Today is National Eagle Scout Day. Arthur Eldred became the first Eagle scout 100 years ago in August, 1912. To celebrate this anniversary, the National Council of BSA determined that we’d honor Eagles on the first day of August.
There are a number of news articles today about this anniversary and one in particular by Michael Malone in the Wall Street Journal provides a very nice summary of Arthur Eldred’s experience in getting this award all those many years ago:
One hundred years ago on Aug. 1, Arthur Eldred, a 17-year-old Boy Scout from Long Island, became the first person to earn the Eagle Scout rank. Eldred, tall, quiet and with a shock of dark hair, had joined scouting largely at the behest of his widowed mother, who hoped it would give some structure to his life. Yet as Eagle Scouts would continue to do throughout the next century, Eldred caught the scouting world by surprise. He was the first of an extraordinary new cohort of young men who were to prove very different from the classic 13-year-old Boy Scout in short pants.

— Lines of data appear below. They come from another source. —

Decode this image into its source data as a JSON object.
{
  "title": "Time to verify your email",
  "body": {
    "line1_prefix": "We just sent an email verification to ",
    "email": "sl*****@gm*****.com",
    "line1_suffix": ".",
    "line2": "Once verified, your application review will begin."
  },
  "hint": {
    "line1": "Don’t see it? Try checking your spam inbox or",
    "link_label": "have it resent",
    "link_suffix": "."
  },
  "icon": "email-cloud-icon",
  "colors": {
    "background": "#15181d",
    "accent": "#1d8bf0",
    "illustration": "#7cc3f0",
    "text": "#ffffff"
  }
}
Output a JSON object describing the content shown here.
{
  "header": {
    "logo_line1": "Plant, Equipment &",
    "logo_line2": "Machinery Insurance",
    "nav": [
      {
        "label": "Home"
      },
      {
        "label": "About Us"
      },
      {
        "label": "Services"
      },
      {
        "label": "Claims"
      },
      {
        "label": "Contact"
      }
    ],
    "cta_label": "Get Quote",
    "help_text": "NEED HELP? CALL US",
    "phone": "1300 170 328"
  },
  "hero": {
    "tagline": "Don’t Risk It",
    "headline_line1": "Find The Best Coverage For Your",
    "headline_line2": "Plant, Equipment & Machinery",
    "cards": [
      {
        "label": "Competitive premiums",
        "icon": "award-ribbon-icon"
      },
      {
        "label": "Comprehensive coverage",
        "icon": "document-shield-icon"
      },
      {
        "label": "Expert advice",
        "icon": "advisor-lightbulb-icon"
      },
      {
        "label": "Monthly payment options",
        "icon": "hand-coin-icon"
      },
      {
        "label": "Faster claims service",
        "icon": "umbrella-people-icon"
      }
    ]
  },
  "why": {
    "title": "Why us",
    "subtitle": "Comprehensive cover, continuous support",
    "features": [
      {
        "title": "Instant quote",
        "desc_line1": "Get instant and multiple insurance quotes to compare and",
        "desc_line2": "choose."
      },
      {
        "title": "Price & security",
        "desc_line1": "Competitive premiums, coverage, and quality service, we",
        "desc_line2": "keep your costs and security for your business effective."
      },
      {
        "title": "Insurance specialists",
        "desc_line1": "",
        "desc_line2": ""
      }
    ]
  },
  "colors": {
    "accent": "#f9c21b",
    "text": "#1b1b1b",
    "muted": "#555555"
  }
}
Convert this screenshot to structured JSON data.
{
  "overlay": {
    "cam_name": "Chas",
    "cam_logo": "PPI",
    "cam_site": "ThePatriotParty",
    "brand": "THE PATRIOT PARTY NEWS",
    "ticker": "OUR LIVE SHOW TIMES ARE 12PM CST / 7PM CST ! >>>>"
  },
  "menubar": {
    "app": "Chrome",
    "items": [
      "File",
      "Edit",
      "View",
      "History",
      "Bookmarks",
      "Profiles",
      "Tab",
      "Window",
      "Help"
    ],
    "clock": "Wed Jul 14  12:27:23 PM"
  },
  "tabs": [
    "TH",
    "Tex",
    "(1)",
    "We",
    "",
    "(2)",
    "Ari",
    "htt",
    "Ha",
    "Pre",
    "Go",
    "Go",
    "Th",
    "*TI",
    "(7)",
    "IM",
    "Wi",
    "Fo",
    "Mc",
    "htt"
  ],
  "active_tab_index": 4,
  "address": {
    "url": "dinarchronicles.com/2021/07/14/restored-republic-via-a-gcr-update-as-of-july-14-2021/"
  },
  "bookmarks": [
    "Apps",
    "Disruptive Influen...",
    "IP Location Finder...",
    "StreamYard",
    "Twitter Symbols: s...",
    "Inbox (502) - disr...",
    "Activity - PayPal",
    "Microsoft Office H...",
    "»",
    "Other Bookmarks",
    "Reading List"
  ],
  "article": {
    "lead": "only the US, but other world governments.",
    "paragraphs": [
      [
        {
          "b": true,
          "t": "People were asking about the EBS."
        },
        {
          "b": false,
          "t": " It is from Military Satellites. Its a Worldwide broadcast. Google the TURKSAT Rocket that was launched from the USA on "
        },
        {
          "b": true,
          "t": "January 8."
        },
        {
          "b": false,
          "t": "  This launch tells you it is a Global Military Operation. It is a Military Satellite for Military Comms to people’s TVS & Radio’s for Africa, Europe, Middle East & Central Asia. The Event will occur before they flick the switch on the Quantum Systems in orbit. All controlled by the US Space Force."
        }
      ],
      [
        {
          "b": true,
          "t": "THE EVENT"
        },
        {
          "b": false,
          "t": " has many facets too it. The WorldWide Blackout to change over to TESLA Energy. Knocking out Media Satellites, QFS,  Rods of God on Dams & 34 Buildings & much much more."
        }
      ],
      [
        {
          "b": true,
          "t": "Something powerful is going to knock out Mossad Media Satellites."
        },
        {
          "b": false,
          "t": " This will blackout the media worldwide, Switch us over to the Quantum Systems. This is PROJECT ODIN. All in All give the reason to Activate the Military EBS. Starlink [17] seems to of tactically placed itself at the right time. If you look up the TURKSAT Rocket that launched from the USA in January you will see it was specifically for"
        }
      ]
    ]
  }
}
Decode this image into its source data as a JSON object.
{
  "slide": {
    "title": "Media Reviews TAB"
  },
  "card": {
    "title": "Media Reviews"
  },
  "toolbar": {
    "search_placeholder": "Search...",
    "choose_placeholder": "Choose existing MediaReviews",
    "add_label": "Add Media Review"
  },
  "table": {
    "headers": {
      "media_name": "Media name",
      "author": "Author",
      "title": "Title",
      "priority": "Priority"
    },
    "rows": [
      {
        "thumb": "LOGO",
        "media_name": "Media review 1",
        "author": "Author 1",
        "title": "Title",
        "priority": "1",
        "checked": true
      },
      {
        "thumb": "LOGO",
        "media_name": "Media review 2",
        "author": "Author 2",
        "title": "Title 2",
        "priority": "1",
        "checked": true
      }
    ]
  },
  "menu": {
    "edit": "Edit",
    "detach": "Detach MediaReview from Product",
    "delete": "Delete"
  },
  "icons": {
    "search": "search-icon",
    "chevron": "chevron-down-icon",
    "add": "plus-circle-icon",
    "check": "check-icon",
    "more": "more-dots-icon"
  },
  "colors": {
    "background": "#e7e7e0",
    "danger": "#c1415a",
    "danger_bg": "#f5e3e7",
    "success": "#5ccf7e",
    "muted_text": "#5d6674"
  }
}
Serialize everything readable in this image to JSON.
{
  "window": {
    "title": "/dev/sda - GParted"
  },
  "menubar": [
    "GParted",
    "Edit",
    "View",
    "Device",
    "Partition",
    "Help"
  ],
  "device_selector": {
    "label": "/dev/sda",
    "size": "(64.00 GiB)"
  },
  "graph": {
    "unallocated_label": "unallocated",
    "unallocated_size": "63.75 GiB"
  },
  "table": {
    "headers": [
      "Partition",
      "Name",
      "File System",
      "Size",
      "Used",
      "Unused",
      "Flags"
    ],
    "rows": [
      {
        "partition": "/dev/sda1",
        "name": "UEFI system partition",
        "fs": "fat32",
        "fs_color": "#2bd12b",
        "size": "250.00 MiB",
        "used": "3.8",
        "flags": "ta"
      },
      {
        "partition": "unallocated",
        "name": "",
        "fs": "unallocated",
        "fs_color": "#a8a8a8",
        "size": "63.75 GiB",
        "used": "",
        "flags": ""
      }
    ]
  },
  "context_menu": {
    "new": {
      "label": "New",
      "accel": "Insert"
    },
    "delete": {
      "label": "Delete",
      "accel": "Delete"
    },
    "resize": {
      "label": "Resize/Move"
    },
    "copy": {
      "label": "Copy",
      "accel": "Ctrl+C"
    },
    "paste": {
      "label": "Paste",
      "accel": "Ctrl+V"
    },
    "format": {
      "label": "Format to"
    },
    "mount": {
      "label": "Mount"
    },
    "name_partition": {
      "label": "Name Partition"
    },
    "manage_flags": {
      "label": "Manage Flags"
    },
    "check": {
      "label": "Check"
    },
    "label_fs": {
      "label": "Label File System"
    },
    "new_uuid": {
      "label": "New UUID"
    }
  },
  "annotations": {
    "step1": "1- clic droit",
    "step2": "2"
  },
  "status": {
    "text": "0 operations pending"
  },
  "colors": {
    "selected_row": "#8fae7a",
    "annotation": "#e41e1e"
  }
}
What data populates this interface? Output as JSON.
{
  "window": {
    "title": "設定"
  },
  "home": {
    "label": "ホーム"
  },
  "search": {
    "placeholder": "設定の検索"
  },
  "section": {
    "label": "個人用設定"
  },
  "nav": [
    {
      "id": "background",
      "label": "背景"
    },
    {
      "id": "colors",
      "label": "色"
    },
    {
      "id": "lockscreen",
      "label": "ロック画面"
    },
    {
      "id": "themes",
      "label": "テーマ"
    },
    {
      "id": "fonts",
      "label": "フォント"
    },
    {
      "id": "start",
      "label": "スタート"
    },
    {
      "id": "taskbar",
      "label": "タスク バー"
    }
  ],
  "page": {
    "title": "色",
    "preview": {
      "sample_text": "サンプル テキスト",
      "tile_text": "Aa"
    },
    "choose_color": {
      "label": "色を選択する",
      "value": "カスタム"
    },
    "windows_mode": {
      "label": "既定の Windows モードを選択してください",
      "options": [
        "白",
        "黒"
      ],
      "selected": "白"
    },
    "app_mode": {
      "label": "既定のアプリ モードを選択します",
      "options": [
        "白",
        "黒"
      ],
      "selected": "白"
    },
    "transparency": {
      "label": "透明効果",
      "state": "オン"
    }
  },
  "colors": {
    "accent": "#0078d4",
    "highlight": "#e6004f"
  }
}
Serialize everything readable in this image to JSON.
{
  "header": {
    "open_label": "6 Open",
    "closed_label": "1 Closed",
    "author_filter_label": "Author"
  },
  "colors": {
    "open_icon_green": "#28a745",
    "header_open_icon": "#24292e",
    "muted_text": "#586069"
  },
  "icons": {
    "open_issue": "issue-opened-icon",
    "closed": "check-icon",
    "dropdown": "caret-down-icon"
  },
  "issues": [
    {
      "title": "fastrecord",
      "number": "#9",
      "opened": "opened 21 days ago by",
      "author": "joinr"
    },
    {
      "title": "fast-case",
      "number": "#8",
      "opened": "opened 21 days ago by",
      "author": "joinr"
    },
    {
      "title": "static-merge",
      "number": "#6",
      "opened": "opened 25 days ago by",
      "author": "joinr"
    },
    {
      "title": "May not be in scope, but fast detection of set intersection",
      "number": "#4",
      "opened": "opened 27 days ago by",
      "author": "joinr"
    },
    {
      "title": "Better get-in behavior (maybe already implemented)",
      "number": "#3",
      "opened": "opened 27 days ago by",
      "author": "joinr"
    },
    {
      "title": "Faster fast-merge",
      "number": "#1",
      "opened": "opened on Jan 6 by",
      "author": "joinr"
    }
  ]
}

Eldred’s initial accomplishment was to complete the requirements for the rank of Eagle Scout only six months after that supreme award in American scouting was announced in April 1912. The leaders of the Boy Scouts of America (BSA), assuming it would take several years for any boy to earn the required 21 merit badges, hadn’t yet devised a final review system for Eagle candidates; they hadn’t even settled on a design for the medal.
Unsure how to proceed after Eldred qualified for all the badges, the BSA ordered him to come down to its headquarters in Manhattan and put him through what had to be the most intimidating board of review in scouting history—led by the BSA’s founders themselves. Eldred apparently passed with ease. And then, as an indication of what kind of remarkable person scouting would now have, while awaiting his award that summer Eldred saved two of his fellow Scouts from drowning.
Another article (http://www.news-sentinel.com/apps/pbcs.dll/article?AID=/20120801/LIVING/308019998/1008/biz) offers additional insights into the value of becoming an Eagle scout:
Approximately 4 percent of Boy Scouts earn the rank of Eagle Scout, a process that must be completed by age 18.
Each Eagle Scout is required to earn 21 life skills merit badges and to plan, organize and execute an extensive service project — an endeavor that requires an average commitment of 130-185 hours. Environmental Science, Personal Fitness, First Aid, Camping and Family Life are a few of the required merit badges.
Famous Eagle Scouts include President Gerald Ford, Walmart founder Sam Walton, former astronaut and Apollo 13 commander James Lovell, former U.S. Secretary of Defense Robert Gates and Microsoft’s Bill Gates. For a century, Eagle Scouts have excelled as Olympic athletes, Pulitzer Prize winners, Congressional Medal of Honor recipients, and leaders in business, industry and community.
“If you choose to join the military, being an Eagle gives you one pay grade up,” says Nicholson. “(At) the NASA Research Center in Cleveland, there is a poster with all the departments, showing their patches from fuel tech, flight data, aerospace — (more than) 75 divisions.
The headline reads: ‘Before they wore these patches, they wore this.’ At the bottom, under all these NASA patches, is the Eagle patch. They found an Eagle in every one of the NASA Departments.”
“When you are hiring,” he adds, “look for the Eagle on the resume.”
In the past, we’ve published links to research studies on the net benefits of pursuing Eagle rank (https://troop113.wordpress.com/2012/04/11/new-research-study-released-on-eagle-scouts/) and why its a good investment to participate in scouting (https://troop113.wordpress.com/2012/04/12/why-is-it-important-to-encourage-boys-to-work-hard-in-scouting/)
Scouting offers a lot of fun and learning. The program is equally rewarding for parents who get involved by enabling them to witness their sons learning to become self-reliant, and responsible for their patrol’s well being.